> [WHAT TO WORK ON]
Every entry below should be copied exactly, minus the pictures.

> [EXERCISE MATERIALS]
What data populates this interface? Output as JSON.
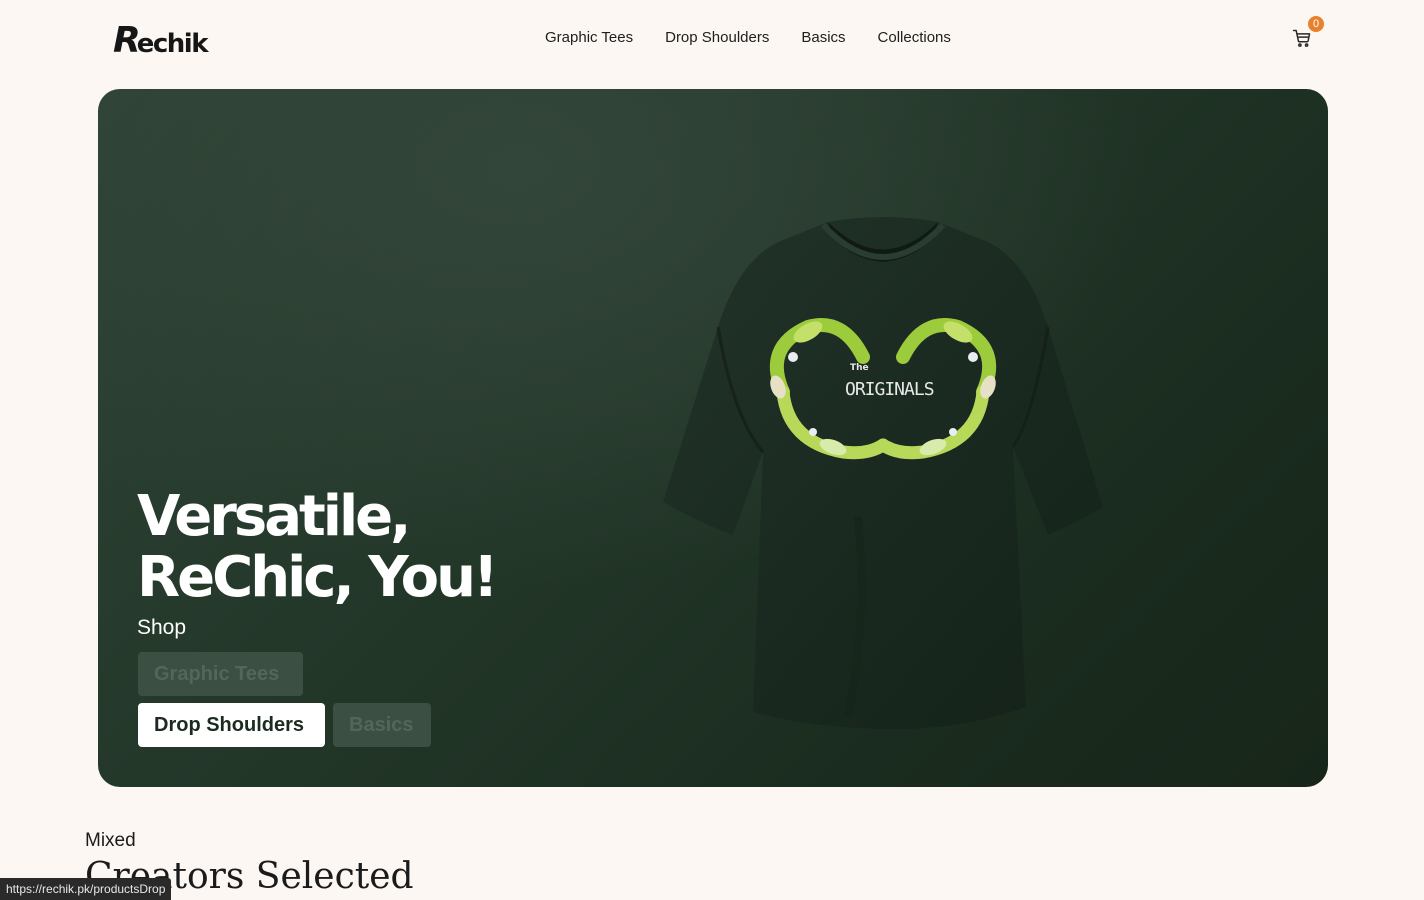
{
  "header": {
    "logo_text_initial": "R",
    "logo_text_rest": "echik",
    "nav": [
      "Graphic Tees",
      "Drop Shoulders",
      "Basics",
      "Collections"
    ],
    "cart_count": "0",
    "cart_icon": "cart-icon"
  },
  "hero": {
    "title_line1": "Versatile,",
    "title_line2": "ReChic, You!",
    "shop_label": "Shop",
    "buttons": [
      "Graphic Tees",
      "Drop Shoulders",
      "Basics"
    ],
    "active_button": "Drop Shoulders",
    "tshirt_print_small": "The",
    "tshirt_print_large": "ORIGINALS"
  },
  "section": {
    "eyebrow": "Mixed",
    "heading": "Creators Selected"
  },
  "status_bar": {
    "url": "https://rechik.pk/productsDrop"
  },
  "colors": {
    "background": "#fcf7f2",
    "hero_green": "#223628",
    "badge": "#e8812d",
    "shirt": "#1c2a1f"
  }
}
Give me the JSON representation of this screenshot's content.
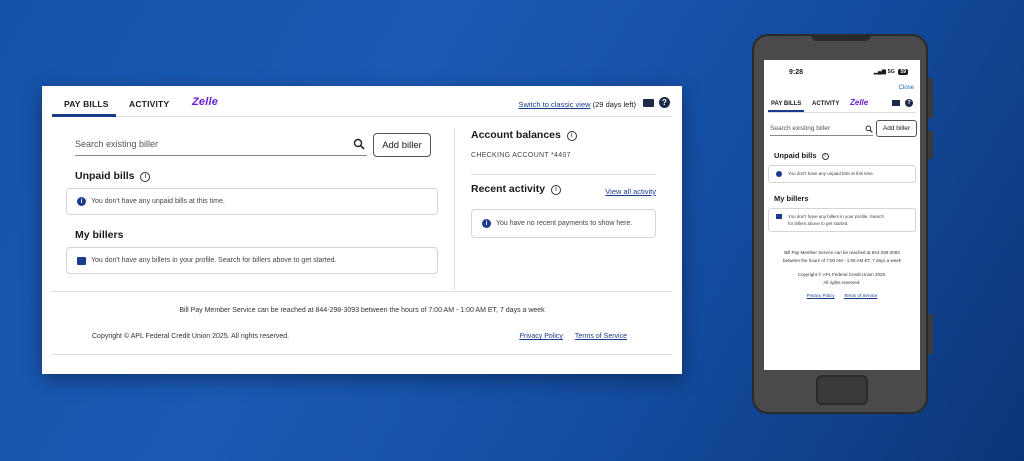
{
  "desktop": {
    "tabs": [
      "PAY BILLS",
      "ACTIVITY"
    ],
    "zelle": "Zelle",
    "classic_link": "Switch to classic view",
    "classic_days": "(29 days left)",
    "help_glyph": "?",
    "search": {
      "placeholder": "Search existing biller"
    },
    "add_biller": "Add biller",
    "unpaid_bills": {
      "title": "Unpaid bills",
      "message": "You don't have any unpaid bills at this time."
    },
    "my_billers": {
      "title": "My billers",
      "message": "You don't have any billers in your profile. Search for billers above to get started."
    },
    "account_balances": {
      "title": "Account balances",
      "account": "CHECKING ACCOUNT *4407"
    },
    "recent_activity": {
      "title": "Recent activity",
      "view_all": "View all activity",
      "message": "You have no recent payments to show here."
    },
    "footer": {
      "service_line": "Bill Pay Member Service can be reached at 844-298-3093 between the hours of 7:00 AM - 1:00 AM ET, 7 days a week",
      "copyright": "Copyright © APL Federal Credit Union 2025.  All rights reserved.",
      "privacy": "Privacy Policy",
      "terms": "Terms of Service"
    }
  },
  "mobile": {
    "time": "9:28",
    "network": "5G",
    "battery": "59",
    "close": "Close",
    "tabs": [
      "PAY BILLS",
      "ACTIVITY"
    ],
    "zelle": "Zelle",
    "help_glyph": "?",
    "search_placeholder": "Search existing biller",
    "add_biller": "Add biller",
    "unpaid_title": "Unpaid bills",
    "unpaid_message": "You don't have any unpaid bills at this time.",
    "billers_title": "My billers",
    "billers_message_1": "You don't have any billers in your profile. Search",
    "billers_message_2": "for billers above to get started.",
    "service_1": "Bill Pay Member Service can be reached at 844-298-3093",
    "service_2": "between the hours of 7:00 AM - 1:00 AM ET, 7 days a week",
    "copyright_1": "Copyright © APL Federal Credit Union 2025.",
    "copyright_2": "All rights reserved.",
    "privacy": "Privacy Policy",
    "terms": "Terms of Service"
  },
  "icons": {
    "info_glyph": "i",
    "search": "search-icon",
    "mail": "mail-icon",
    "help": "help-icon",
    "store": "store-icon"
  },
  "colors": {
    "background": "#1452a8",
    "accent": "#1a3c8c",
    "zelle": "#6d1ed4"
  }
}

> [EXERCISE ANSWER]
What data populates this interface? Output as JSON.
{
  "header": {
    "logo_text_initial": "R",
    "logo_text_rest": "echik",
    "nav": [
      "Graphic Tees",
      "Drop Shoulders",
      "Basics",
      "Collections"
    ],
    "cart_count": "0",
    "cart_icon": "cart-icon"
  },
  "hero": {
    "title_line1": "Versatile,",
    "title_line2": "ReChic, You!",
    "shop_label": "Shop",
    "buttons": [
      "Graphic Tees",
      "Drop Shoulders",
      "Basics"
    ],
    "active_button": "Drop Shoulders",
    "tshirt_print_small": "The",
    "tshirt_print_large": "ORIGINALS"
  },
  "section": {
    "eyebrow": "Mixed",
    "heading": "Creators Selected"
  },
  "status_bar": {
    "url": "https://rechik.pk/productsDrop"
  },
  "colors": {
    "background": "#fcf7f2",
    "hero_green": "#223628",
    "badge": "#e8812d",
    "shirt": "#1c2a1f"
  }
}
Give me the JSON representation of this screenshot's content.
{
  "desktop": {
    "tabs": [
      "PAY BILLS",
      "ACTIVITY"
    ],
    "zelle": "Zelle",
    "classic_link": "Switch to classic view",
    "classic_days": "(29 days left)",
    "help_glyph": "?",
    "search": {
      "placeholder": "Search existing biller"
    },
    "add_biller": "Add biller",
    "unpaid_bills": {
      "title": "Unpaid bills",
      "message": "You don't have any unpaid bills at this time."
    },
    "my_billers": {
      "title": "My billers",
      "message": "You don't have any billers in your profile. Search for billers above to get started."
    },
    "account_balances": {
      "title": "Account balances",
      "account": "CHECKING ACCOUNT *4407"
    },
    "recent_activity": {
      "title": "Recent activity",
      "view_all": "View all activity",
      "message": "You have no recent payments to show here."
    },
    "footer": {
      "service_line": "Bill Pay Member Service can be reached at 844-298-3093 between the hours of 7:00 AM - 1:00 AM ET, 7 days a week",
      "copyright": "Copyright © APL Federal Credit Union 2025.  All rights reserved.",
      "privacy": "Privacy Policy",
      "terms": "Terms of Service"
    }
  },
  "mobile": {
    "time": "9:28",
    "network": "5G",
    "battery": "59",
    "close": "Close",
    "tabs": [
      "PAY BILLS",
      "ACTIVITY"
    ],
    "zelle": "Zelle",
    "help_glyph": "?",
    "search_placeholder": "Search existing biller",
    "add_biller": "Add biller",
    "unpaid_title": "Unpaid bills",
    "unpaid_message": "You don't have any unpaid bills at this time.",
    "billers_title": "My billers",
    "billers_message_1": "You don't have any billers in your profile. Search",
    "billers_message_2": "for billers above to get started.",
    "service_1": "Bill Pay Member Service can be reached at 844-298-3093",
    "service_2": "between the hours of 7:00 AM - 1:00 AM ET, 7 days a week",
    "copyright_1": "Copyright © APL Federal Credit Union 2025.",
    "copyright_2": "All rights reserved.",
    "privacy": "Privacy Policy",
    "terms": "Terms of Service"
  },
  "icons": {
    "info_glyph": "i",
    "search": "search-icon",
    "mail": "mail-icon",
    "help": "help-icon",
    "store": "store-icon"
  },
  "colors": {
    "background": "#1452a8",
    "accent": "#1a3c8c",
    "zelle": "#6d1ed4"
  }
}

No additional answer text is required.